ASSIGNED TASK:
Show each line of the records in which the word "title" occurs.

-------

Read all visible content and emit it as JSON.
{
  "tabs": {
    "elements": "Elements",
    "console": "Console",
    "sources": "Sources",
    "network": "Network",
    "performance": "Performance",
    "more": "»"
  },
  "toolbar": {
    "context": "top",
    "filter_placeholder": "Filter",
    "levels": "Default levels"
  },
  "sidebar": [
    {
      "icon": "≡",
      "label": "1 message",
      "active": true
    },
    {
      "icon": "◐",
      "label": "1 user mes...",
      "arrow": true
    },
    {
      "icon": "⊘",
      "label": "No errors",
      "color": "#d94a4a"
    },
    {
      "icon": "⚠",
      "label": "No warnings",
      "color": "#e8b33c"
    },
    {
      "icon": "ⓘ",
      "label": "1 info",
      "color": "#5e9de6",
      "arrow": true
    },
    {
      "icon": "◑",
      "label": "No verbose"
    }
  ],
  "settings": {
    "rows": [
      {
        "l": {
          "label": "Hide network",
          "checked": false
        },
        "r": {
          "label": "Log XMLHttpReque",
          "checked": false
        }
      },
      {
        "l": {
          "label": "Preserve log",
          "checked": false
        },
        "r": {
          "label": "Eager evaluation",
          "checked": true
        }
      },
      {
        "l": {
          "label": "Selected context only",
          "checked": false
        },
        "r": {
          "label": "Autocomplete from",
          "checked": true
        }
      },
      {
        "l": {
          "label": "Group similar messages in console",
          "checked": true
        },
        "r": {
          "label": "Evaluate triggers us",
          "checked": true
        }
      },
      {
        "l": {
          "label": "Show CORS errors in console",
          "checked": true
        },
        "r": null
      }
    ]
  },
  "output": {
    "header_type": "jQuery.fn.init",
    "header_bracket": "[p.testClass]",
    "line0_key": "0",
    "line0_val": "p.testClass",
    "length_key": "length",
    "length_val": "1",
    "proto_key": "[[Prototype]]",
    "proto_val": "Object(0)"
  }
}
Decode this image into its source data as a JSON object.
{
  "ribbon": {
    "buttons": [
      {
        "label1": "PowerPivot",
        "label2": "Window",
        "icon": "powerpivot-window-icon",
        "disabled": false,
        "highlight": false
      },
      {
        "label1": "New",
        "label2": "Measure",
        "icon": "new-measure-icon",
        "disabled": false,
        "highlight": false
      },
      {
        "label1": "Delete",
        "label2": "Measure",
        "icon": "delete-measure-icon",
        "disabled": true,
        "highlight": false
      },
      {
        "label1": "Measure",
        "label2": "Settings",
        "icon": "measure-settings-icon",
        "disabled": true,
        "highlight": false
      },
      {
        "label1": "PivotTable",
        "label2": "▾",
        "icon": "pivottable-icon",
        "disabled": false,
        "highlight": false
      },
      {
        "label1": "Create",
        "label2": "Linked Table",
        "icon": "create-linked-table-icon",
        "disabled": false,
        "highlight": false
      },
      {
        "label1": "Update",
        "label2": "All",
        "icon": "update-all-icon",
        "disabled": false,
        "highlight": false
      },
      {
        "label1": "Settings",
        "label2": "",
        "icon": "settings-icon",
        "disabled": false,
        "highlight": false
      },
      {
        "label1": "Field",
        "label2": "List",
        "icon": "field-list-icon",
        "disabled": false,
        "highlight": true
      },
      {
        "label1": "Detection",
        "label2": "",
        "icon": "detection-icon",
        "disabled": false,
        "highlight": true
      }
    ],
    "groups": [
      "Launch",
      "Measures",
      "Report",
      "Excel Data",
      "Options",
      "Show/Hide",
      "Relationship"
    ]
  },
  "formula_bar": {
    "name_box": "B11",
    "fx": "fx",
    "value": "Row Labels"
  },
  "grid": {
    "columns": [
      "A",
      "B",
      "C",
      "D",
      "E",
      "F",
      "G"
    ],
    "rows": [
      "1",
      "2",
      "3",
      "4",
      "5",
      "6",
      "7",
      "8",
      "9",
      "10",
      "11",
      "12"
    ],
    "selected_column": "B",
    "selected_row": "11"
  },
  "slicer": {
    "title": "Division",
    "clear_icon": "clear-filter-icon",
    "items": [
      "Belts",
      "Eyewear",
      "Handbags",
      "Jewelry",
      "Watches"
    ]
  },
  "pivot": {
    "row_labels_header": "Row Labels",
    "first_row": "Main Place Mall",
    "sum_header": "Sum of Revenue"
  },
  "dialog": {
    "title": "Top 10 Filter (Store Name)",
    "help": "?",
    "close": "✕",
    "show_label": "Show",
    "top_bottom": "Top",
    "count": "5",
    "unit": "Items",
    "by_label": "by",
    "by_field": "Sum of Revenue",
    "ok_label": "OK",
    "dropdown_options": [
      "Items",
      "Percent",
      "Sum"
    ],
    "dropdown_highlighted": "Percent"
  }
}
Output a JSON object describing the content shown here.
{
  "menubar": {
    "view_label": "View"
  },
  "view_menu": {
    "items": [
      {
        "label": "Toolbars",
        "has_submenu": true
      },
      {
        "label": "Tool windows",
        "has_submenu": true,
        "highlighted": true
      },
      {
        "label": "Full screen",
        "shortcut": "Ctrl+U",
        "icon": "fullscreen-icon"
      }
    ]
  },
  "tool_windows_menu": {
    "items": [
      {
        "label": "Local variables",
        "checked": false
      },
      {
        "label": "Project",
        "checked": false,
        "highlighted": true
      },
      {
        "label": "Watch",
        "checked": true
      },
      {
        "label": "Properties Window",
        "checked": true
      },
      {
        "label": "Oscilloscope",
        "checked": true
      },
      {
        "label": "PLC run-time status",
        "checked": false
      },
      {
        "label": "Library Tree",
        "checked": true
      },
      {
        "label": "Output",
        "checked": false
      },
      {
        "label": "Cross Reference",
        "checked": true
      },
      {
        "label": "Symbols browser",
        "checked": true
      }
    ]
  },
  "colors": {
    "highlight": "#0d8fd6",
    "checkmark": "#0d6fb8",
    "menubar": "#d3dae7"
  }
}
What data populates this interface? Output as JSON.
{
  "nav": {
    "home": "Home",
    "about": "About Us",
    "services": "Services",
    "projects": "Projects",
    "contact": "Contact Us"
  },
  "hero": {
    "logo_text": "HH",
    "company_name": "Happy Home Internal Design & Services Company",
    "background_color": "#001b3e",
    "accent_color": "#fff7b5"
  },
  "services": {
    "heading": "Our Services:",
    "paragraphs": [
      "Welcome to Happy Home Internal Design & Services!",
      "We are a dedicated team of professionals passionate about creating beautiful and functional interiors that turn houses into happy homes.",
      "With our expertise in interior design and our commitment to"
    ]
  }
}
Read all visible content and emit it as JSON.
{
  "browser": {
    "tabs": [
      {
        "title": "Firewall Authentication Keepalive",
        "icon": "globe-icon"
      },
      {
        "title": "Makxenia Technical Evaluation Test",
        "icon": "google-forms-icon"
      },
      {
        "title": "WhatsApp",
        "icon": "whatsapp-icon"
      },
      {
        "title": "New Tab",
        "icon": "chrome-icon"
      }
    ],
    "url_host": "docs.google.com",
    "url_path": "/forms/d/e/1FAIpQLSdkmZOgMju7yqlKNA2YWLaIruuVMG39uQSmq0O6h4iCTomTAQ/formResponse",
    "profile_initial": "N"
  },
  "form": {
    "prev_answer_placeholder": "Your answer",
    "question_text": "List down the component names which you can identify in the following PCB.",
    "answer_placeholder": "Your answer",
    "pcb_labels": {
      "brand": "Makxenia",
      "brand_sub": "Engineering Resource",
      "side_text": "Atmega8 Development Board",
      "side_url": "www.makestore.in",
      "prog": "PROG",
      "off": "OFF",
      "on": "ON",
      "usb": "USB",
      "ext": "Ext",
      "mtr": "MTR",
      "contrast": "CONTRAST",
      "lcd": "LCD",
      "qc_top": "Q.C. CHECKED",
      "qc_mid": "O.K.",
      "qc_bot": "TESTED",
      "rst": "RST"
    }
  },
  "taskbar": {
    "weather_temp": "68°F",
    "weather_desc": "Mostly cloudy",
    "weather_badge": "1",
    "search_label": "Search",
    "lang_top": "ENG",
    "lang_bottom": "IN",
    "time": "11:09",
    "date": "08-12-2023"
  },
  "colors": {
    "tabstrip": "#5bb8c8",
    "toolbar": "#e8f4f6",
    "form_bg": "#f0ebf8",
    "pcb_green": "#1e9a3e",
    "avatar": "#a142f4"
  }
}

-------

TASK SOLUTION:
    "title": "Division",
    "title": "Top 10 Filter (Store Name)",
        "title": "Firewall Authentication Keepalive",
        "title": "Makxenia Technical Evaluation Test",
        "title": "WhatsApp",
        "title": "New Tab",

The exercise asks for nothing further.